Is brand preference being usurped by algorithms?
For the better part of my advertising career I worked with commodity and specialty brands. This was especially true in the chemical industry. Consumer brands such as M&M’s or Revlon would prefer that their customers not know too much about what really goes into the making of their favorite snack, nail polish color, or fragrance. We referred to these brands as the name behind the name you know.
While this may seem a little confusing, it makes sense when dealing with community products that are bought and sold based on specification and security of supply.
Now, fast forward to 2018 and the onslaught of online shopping behemoths such as Amazon. The recent holiday shopping season was a banner quarter. While Amazon is reluctant to release exact sales figures, below is a quote from their press release.
December 26, 2017:
Customers shopped from hundreds of millions of products, including a vast selection from small businesses and entrepreneurs. More than one billion items were ordered from small businesses and entrepreneurs worldwide this season – and over just five days, from Thanksgiving through Cyber Monday, nearly 140 million items were ordered from small businesses and entrepreneurs.
Wow, one billion items ordered. Pondering this statement for a moment could lead one to believe that the day of the dominant brand could be numbered.
With online shopping searches directed by algorithms and purchasing decisions influenced by ratings and reviews, why would someone pay more for a premium brand if the specification and delivery are met and a substantial savings is realized from purchasing unfamiliar brands?
Has online shopping ushered in the age of commodification of branding? If so, how do you determine which brand to trust from the manufacturer or online retailer? Technology has cut a wide swath of disruption by taking once-specialty items and reducing them to commodities.

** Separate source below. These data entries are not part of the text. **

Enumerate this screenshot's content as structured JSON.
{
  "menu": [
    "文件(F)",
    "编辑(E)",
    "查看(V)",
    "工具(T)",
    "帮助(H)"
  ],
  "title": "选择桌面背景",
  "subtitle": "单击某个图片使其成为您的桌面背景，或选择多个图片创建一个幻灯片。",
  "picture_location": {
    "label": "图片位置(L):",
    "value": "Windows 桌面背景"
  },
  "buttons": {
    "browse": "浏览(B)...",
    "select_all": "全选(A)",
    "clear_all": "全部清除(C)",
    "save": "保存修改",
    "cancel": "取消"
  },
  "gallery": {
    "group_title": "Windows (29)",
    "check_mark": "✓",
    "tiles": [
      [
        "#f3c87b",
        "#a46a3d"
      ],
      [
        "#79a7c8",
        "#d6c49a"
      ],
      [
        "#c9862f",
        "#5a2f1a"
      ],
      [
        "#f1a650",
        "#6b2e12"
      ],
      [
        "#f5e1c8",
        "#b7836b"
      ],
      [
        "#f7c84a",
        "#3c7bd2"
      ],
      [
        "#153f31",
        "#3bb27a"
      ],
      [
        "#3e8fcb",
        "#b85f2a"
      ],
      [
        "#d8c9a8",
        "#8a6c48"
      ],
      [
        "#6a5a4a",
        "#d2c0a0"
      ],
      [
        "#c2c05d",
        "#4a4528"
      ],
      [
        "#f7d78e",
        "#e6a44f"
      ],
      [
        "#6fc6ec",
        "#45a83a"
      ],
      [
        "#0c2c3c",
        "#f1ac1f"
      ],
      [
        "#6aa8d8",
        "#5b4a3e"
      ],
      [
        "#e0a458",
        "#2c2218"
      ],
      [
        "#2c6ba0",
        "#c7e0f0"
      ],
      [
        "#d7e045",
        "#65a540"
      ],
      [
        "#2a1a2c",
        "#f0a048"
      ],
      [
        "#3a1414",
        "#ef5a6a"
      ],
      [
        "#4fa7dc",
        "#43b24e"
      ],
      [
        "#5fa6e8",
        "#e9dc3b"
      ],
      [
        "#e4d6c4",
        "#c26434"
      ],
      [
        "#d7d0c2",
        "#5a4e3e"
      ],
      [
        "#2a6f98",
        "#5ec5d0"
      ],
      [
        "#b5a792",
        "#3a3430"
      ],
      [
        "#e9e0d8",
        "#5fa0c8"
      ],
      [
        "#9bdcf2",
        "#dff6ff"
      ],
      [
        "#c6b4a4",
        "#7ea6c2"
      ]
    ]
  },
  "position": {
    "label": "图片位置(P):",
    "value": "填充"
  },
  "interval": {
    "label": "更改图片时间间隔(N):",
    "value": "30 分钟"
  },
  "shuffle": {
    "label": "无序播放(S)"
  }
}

Is this the paradigm shift? As long as the product meets specifications and can be ordered with a short waiting period, by default it becomes the preferred brand. Say good bye to emotional brand connection, brand loyalty, and brand preference, and hello to the algorithms-preferred SKU.